### YOUR GOAL
Give the number of lines in the data below where the string "Admissions" occurs, and nothing else.

### RECORDS SHOWN
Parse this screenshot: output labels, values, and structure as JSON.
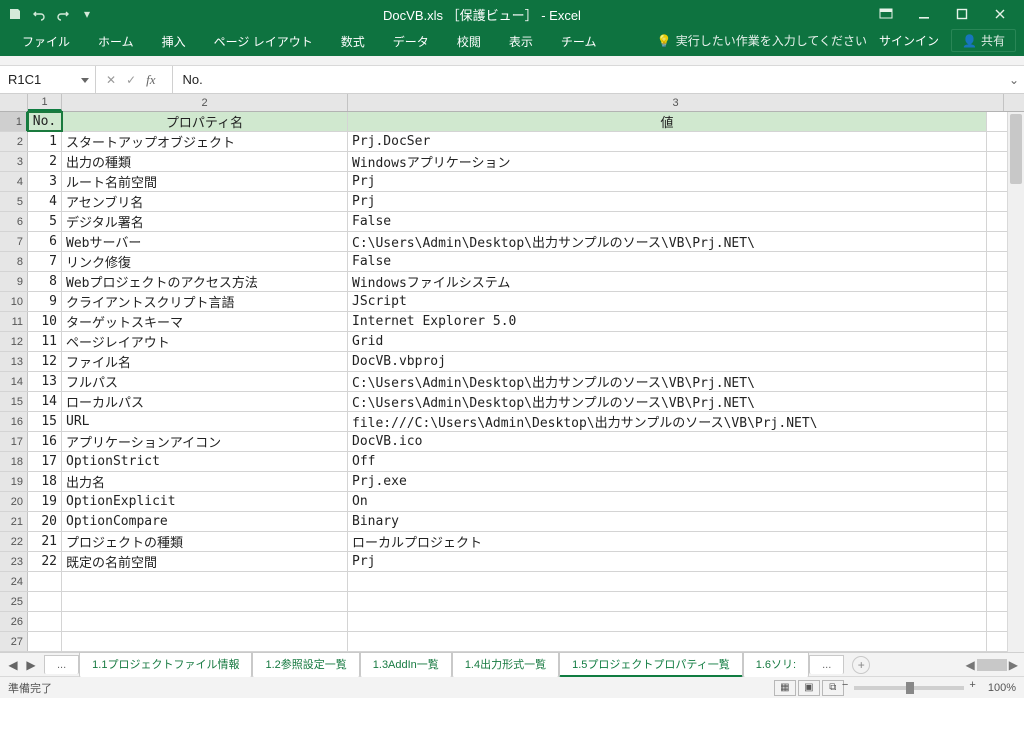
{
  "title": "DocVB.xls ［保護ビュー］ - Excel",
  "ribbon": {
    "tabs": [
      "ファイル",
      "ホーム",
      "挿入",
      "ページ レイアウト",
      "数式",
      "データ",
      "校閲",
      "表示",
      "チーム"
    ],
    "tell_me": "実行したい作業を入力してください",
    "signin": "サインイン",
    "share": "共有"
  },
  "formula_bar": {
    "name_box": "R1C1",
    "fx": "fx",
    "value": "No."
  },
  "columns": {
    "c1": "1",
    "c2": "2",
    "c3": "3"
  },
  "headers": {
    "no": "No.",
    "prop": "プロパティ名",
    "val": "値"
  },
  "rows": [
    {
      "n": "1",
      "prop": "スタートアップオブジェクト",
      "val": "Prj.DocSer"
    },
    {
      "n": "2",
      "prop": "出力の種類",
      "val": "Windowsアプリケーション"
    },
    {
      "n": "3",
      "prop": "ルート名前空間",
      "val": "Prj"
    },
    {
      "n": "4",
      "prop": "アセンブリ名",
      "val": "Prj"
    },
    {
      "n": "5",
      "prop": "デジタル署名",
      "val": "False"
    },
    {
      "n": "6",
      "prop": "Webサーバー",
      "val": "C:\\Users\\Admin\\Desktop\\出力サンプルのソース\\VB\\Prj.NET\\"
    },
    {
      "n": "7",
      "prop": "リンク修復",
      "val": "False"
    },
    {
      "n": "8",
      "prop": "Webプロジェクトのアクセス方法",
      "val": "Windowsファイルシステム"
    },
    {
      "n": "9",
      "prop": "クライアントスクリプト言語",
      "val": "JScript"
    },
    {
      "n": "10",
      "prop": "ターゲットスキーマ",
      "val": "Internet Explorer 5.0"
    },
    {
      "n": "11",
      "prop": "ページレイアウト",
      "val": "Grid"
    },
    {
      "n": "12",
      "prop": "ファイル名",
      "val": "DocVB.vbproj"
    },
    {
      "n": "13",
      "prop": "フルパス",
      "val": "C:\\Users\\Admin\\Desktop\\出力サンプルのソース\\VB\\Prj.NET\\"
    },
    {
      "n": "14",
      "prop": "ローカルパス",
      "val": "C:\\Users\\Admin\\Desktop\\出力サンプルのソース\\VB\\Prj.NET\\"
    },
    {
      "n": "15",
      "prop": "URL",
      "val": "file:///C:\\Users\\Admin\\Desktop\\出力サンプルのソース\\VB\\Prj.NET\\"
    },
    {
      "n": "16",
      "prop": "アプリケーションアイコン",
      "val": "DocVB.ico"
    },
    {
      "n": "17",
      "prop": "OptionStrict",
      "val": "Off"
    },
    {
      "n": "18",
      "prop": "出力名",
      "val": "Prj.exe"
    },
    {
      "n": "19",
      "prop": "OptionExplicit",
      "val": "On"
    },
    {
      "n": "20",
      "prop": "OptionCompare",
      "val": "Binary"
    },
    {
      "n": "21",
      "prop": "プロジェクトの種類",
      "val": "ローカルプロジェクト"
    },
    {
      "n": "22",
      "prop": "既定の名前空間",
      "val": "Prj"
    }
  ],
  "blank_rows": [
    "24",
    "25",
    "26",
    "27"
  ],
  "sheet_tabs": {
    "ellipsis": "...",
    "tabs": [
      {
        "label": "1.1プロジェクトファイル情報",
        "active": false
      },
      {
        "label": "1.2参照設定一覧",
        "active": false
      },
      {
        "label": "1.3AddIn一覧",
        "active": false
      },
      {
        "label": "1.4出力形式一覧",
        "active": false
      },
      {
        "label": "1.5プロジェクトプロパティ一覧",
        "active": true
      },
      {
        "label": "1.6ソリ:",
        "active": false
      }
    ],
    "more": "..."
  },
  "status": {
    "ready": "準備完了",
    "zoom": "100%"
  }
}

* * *

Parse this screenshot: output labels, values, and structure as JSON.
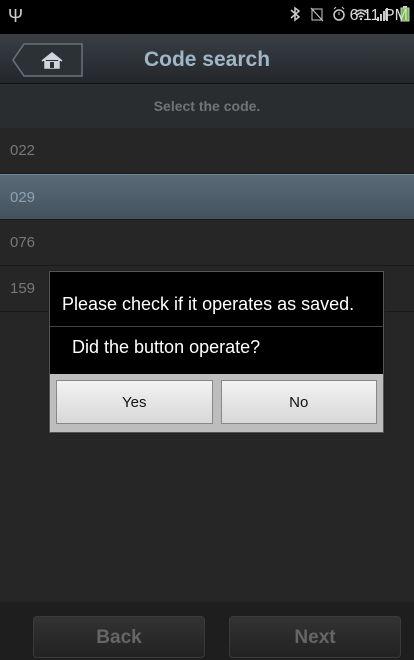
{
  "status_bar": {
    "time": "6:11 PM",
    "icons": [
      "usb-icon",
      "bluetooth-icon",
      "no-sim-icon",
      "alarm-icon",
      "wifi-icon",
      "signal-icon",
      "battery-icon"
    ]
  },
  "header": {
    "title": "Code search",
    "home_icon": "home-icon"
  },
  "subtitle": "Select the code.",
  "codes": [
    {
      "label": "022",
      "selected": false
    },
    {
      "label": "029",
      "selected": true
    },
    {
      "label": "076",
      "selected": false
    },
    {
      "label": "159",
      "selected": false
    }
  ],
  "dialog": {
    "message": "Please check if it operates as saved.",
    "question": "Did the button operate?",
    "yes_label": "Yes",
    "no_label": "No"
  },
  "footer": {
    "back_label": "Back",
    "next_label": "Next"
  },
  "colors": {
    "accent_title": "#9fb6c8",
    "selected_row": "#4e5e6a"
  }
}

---

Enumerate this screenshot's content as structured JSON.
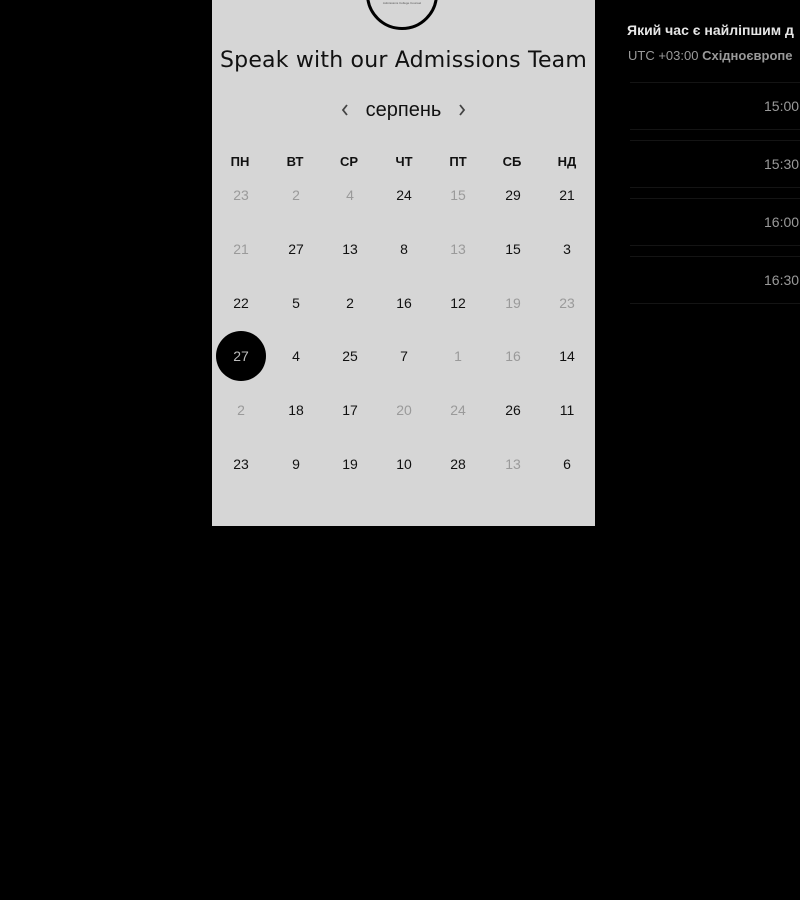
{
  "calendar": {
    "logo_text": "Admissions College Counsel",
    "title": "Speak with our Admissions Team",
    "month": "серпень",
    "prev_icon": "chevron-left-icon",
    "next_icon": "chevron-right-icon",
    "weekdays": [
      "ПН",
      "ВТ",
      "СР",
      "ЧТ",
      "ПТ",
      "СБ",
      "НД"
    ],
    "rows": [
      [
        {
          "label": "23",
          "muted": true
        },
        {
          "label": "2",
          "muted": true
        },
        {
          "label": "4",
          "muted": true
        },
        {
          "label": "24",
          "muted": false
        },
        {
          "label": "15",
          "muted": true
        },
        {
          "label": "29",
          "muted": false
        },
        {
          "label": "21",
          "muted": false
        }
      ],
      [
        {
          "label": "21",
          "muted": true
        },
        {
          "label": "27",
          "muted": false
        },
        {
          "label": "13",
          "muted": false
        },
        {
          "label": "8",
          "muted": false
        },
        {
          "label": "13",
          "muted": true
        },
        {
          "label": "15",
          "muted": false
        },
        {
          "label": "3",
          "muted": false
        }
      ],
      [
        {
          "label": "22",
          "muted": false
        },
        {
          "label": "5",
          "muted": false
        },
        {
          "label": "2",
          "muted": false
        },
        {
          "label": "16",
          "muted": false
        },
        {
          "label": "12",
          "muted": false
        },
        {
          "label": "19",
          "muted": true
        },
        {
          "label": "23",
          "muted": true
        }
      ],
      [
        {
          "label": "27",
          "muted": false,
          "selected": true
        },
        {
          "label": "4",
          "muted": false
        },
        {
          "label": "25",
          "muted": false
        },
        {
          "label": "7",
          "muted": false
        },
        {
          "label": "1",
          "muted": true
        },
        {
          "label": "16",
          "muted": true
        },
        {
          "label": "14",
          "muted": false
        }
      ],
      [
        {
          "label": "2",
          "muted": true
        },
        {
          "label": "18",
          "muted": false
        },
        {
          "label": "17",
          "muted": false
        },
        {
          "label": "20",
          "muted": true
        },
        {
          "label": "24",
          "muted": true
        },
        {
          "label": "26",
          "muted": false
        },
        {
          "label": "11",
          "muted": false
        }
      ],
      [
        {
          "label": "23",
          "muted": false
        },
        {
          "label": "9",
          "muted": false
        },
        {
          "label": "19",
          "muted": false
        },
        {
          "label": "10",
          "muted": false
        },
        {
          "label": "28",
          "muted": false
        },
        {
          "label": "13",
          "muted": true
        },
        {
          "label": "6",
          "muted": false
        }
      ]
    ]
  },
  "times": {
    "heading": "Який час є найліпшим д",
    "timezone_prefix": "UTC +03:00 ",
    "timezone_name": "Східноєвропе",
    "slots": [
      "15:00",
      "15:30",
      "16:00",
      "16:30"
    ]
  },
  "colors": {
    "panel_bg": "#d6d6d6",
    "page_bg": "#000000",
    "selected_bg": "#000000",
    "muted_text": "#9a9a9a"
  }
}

### ANSWER TO THE EXERCISE
2